E.O. 12958: DECL: 04/30/2016
TAGS: KIRF PGOV PHUM SA SOCI
SUBJECT: FACING DECLINE, ONCE LARGE GREEK ORTHODOX
COMMUNITY PERSISTS IN RELIGIOUS PRACTICE

REF: A. JEDDAH 00237

B. JEDDAH 00308

C. JEDDAH 00328

Classified By: Consul General Tatiana C. Gfoeller for reasons 1.4 (b) a
nd (d).



1. (C) As part of the Consulate's ongoing efforts to conduct
a long-term inquiry into Christian worship in Jeddah, the
Consul General attended a Greek Orthodox Easter liturgy (the
Orthodox mass) on April 23 held at the Greek Community
Compound in Jeddah (see reftels). Hosted by the Greek Consul
General Dimitrios Zazoritis, the service included
approximately 200 worshippers, ranging from the elderly to
small children. Throughout the event, parishioners lamented
the decline of the Greek presence in Jeddah, which had once
numbered several thousand, to a mere 500. This was
attributed to the exodus of large numbers of expats following
the terrorist attacks of recent years. Of particular concern
to attendees was the closure of the compound's school, which
had also served as a church where weekly liturgies were held
by the principal, an ordained Orthodox priest. After the
lack of students made continued operation of the school
untenable, the priest returned to his native Greek island,
and, utilizing the tithing he had accumulated in Jeddah,
opened a grocery store. (NOTE: The practice of having a job
outside the clergy is common among Orthodox priests, who
often do not receive any monetary compensation from their
parish in exchange for their services.)



2. (C) According to parishioners, the difficulty in securing
entry permission for priests solely for major religious
celebrations has become increasingly prohibitive. Many
alluded to the fact that Father George, who presided over
this year's Easter celebration, had to be "smuggled" in from
Athens, though no additional information was disclosed.



3. (C) In addition, the community has consistently been
unable to find wine for use in the communion rites. In a
conversation with the CG, the commercial officer from the
Greek Consulate indicated that all alcohol shipments to the
Consulate (permitted to most diplomatic missions in the
Kingdom by the Saudi government) were halted 10 years ago
following the arrest of a Greek businessman for selling
illicit liquor. The wine used in the most recent Easter
service had only been procured at the last moment when
someone hid it in their luggage on a return from Egypt. The
condition of the church, now used only intermittently for
major religious celebrations, was indicative of the
community's decline: The iconstasis, usually an elegant
fixture of Orthodox churches, consisted of flimsy woodboard
with curtains while the icons appeared to be newspaper
cutouts.

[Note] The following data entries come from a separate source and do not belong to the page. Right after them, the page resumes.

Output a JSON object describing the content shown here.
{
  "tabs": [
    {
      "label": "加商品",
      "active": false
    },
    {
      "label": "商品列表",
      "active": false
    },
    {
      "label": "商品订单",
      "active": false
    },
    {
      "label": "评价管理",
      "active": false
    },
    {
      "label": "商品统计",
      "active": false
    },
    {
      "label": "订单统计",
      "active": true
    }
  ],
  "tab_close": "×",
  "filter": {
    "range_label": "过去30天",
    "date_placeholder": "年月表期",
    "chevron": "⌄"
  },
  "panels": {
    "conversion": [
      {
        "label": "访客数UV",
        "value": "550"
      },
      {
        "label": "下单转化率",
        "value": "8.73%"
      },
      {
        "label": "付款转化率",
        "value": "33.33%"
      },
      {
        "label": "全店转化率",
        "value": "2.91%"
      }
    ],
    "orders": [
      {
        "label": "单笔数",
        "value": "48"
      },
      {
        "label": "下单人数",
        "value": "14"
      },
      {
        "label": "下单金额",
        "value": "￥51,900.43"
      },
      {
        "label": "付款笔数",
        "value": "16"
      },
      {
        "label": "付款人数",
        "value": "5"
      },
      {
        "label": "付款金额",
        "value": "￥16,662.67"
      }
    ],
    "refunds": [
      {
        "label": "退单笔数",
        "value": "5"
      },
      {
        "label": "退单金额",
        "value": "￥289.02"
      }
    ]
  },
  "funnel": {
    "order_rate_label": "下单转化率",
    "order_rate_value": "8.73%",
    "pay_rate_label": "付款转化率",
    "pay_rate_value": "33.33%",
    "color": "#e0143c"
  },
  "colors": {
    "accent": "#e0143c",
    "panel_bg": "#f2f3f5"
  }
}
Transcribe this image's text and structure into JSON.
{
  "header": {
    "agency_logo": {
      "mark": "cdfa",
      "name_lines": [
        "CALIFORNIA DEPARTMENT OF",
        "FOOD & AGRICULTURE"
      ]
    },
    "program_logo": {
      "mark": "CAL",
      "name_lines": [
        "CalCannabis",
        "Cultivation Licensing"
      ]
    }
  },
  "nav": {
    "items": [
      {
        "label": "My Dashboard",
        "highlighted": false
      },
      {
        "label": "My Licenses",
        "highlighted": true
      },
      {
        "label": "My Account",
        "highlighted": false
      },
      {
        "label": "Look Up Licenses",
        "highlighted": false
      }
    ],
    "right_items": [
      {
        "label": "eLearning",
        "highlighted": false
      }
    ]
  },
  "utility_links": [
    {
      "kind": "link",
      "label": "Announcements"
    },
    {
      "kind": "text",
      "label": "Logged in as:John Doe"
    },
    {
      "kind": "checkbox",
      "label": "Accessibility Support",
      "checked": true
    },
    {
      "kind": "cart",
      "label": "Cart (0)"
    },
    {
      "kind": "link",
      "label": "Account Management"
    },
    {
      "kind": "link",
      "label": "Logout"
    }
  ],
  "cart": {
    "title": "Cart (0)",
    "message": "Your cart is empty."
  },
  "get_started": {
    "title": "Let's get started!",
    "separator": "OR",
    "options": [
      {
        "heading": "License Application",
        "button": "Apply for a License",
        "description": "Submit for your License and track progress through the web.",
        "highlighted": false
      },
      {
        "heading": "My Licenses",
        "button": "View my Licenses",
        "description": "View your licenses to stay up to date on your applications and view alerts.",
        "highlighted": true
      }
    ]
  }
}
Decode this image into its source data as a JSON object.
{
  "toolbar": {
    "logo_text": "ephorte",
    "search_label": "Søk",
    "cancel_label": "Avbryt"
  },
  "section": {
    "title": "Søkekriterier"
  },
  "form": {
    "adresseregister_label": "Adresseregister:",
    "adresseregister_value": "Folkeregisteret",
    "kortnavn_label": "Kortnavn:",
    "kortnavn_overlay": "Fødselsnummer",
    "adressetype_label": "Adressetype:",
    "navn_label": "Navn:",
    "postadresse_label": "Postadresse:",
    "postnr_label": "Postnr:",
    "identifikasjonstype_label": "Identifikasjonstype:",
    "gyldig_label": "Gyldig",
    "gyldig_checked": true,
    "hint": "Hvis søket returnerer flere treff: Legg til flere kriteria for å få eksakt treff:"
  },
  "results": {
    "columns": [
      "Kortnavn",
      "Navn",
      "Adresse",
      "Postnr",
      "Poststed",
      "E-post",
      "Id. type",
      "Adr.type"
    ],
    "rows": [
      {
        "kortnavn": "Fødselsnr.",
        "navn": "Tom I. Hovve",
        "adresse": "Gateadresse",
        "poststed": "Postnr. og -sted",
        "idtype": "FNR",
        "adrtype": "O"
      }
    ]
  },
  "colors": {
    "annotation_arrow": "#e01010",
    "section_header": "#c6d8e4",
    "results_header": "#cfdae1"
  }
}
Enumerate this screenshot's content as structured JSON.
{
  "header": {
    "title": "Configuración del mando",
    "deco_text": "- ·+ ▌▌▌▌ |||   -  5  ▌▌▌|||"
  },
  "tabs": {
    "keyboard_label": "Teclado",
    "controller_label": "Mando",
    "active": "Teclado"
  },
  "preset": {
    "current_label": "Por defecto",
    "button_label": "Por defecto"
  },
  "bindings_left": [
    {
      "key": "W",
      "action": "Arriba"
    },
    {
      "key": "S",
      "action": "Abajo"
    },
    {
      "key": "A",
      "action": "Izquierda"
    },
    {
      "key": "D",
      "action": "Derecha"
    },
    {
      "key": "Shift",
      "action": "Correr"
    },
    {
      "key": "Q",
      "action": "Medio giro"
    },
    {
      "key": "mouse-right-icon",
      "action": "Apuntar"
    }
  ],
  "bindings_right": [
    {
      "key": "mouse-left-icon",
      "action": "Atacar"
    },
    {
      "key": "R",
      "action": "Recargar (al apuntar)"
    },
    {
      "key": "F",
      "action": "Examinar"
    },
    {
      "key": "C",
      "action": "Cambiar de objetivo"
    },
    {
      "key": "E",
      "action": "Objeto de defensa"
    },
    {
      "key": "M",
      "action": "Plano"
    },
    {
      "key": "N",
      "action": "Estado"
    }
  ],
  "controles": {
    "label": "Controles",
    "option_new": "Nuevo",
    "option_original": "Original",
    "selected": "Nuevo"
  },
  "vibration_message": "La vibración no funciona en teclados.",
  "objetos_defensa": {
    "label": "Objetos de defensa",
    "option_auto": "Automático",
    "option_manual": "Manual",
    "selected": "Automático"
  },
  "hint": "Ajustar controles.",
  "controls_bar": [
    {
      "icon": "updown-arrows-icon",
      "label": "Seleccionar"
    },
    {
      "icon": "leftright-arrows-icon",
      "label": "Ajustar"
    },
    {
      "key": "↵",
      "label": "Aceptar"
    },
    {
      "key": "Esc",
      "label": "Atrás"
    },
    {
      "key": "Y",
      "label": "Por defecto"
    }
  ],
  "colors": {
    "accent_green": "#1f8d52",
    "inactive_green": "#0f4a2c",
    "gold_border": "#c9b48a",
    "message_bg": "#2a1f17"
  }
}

4. (C) NOTE: Prior to attending the Easter liturgy, the CG
visited a local gourmet market to purchase traditional Easter
foods and was surprised to see a shelf of brightly-colored,
though smashed, Easter eggs displayed in the store. This
reminded the CG of a similar incident during her previous
tour in the Kingdom in the late-1980s when the mutawwa (the
quasi-official religious police) had raided a Riyadh store to
smash several bunches of Christmas ornaments that had been on
sale there.
Gfoeller